In 1988, Nissan released the third-generation Maxima with a bold tagline — “Four-Door Sports Car.” A year later, American TV viewers were introduced to Nissan’s Infiniti brand with commercials that showed a pond.
You win some, you lose some.
That Maxima was indeed a brilliant car. And Nissan finally decided that showing luxury cars was a good way to sell luxury cars. That said, part of me wishes the Infiniti brand had failed, as the Q50 might now be a Maxima. Certainly, I don’t wish anyone at Infiniti to lose their jobs, but I have a love for the Maxima that is unfulfilled by the current model. I never expected to find my ideal sports sedan wearing an Infiniti badge.
The promise of improved performance and tree-hugging fuel economy has made turbocharged engines all the rage in luxury cars. Despite the often failure of those boosted motors to meet their lofty, published fuel economy ratings in the real world, forced induction has a significant — and positive — impact on performance.
It seems Infiniti had gotten the memo.
Like any after-school special will tell us, it’s what’s on the inside that counts.
Infiniti revealed Monday its refreshed Q50, complete with three turbocharged engines in varying levels of potency. The new VR-series engine, which will be replacing Nissan’s everlasting VQ-series engine first in the Q50, will be a twin-turbocharged 3-liter V-6 that produces 300 horsepower and 400 horsepower in two different tunes.
The base mill in the Q50 will be Mercedes’ turbo four, lifted from the Q30, which makes 208 horsepower. Oh yeah, and there’s a refresh for the QX60 too.
When Infiniti launched their original G sedan, the brand started gaining a reputation as “the Japanese BMW” due to its sharp handling and V6 engine that loved to rev. Today, the Lexus IS and Cadillac ATS have taken the 3-Series’ place as the compact luxury sedans with the sharpest handing and best feel. What of the Japanese BMW then? To answer that question, Infiniti sent me a 2015 Q50S with all the options, including the controversial steer-by-wire system.
While Nissan plans to resurrect Datsun to battle Toyota’s scions in North America, the automaker is bringing Infiniti back home to Japan by delicately mounting its badge just so upon the grill of what will be the Skyline sedan. Just the badge, though.
“So would this new Infiniti Q50 be the new JDM Nissan Skyline?” asked TTAC commenter luvmyv8. One of the benefits of having a TTAC editor on the other side of the globe, as opposed to in a basement in Peoria, is that we can get first-hand answers to luvmyv8, straight from Nissan’s and Infiniti’s top men. (Read More…)

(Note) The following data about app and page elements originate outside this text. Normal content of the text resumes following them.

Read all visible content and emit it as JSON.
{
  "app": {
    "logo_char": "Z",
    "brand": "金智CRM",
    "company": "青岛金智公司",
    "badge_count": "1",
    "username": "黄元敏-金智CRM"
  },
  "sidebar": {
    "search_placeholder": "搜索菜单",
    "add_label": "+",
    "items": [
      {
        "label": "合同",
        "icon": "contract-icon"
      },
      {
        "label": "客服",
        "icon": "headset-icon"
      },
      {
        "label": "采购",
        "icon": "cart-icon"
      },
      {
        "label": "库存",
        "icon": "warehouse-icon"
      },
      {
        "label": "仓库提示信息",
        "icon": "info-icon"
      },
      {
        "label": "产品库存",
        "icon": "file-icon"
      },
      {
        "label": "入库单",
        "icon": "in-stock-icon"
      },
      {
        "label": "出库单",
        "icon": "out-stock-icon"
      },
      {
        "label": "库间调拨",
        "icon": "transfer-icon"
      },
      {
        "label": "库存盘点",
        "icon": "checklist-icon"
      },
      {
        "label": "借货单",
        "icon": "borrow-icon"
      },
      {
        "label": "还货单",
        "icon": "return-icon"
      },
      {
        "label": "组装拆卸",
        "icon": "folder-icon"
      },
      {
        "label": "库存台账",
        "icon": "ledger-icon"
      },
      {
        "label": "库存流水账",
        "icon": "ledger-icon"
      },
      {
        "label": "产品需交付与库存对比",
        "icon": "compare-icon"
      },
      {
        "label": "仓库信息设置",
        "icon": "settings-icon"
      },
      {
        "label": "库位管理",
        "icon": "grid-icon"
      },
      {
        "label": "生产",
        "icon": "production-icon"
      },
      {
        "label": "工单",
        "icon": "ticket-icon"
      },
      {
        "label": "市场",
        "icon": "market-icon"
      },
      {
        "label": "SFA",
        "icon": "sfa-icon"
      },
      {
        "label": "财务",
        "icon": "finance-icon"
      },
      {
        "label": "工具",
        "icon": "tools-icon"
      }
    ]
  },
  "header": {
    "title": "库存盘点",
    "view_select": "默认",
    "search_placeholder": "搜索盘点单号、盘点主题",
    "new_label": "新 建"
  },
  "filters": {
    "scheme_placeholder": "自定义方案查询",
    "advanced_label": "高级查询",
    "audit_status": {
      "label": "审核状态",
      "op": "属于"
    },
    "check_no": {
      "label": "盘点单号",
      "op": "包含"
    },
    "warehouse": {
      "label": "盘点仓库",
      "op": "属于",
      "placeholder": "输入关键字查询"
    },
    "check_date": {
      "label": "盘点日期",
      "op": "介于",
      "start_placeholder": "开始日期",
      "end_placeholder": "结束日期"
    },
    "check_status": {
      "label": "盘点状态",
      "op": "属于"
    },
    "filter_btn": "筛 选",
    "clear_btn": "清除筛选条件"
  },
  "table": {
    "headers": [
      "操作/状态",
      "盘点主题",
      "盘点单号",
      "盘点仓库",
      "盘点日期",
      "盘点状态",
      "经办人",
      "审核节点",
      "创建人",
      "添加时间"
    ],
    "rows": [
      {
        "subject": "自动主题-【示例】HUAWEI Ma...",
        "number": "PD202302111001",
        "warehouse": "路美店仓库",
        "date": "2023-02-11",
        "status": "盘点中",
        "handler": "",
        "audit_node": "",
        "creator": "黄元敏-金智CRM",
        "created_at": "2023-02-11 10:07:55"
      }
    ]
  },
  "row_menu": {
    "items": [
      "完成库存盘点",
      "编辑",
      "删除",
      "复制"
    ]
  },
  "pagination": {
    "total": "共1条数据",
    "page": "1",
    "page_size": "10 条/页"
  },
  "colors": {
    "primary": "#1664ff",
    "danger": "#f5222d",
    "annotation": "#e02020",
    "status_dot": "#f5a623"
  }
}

Yoko Kubota of Reuters had already written half of her story before we boarded a bus this Tokyo morning. It took us north to Nissan’s Tochigi plant, where we were promised to see the new Infiniti Q50 roll off the assembly lines. Kubota wrote that “in the financial year ended March, Infiniti sold 172,615 vehicles globally, up 12.1 percent year-on-year,” that the brand needs to grow, that the backbone of Infiniti’s volume has been the G37 Sedan, and that its successor, “with a new name Q50, will go on sale in the United States in the summer.” Today, we see how the Q50 is made.
Infiniti’s Q50 will come “this summer” says the new York Daily News, which nonetheless already “reviewed” it, coming to the conclusion that “the all new Infiniti Q50 will be base priced at just $36,450, and the expected to be most popular trim level, the “Premium,” featuring an optional, navigation system is expected to come in at $40,700.” (Read More…)
I want to tell you this, although I know many of you will not believe. I want you to close your eyes and give me the gift of your trust for a few minutes, to travel through memory and dream and ambition with me. I want you to experience the “theater dim” of the interior lights. To open the throttle on the Bose-by-Nissan stereo. To feel the perfect response from the small sedan’s leather-wrapped steering wheel, to catch a slide as the four-wheel-steering kicks in at the most bizarre time during an irresponsible freeway maneuver. To pose Yakuza-style in the baddest sedan on the block, B-pillars swimming barely seen beneath the glass. To feel the 276-horsepower, quad-cam V-8 punch you back into the impeccably tasteful interior.
Then, and only then, if you can dream with me, if you can believe what I believe, then you might be able to look through the stupid Q-names and the dumb-assed rocks-and-trees marketing and the aftermarket Skyline badges and the unfocused-looking Pathfinder rebadge and the Jersey shore types crowding each owner’s meet and just hold this idea in your head:
Infiniti didn’t always suck.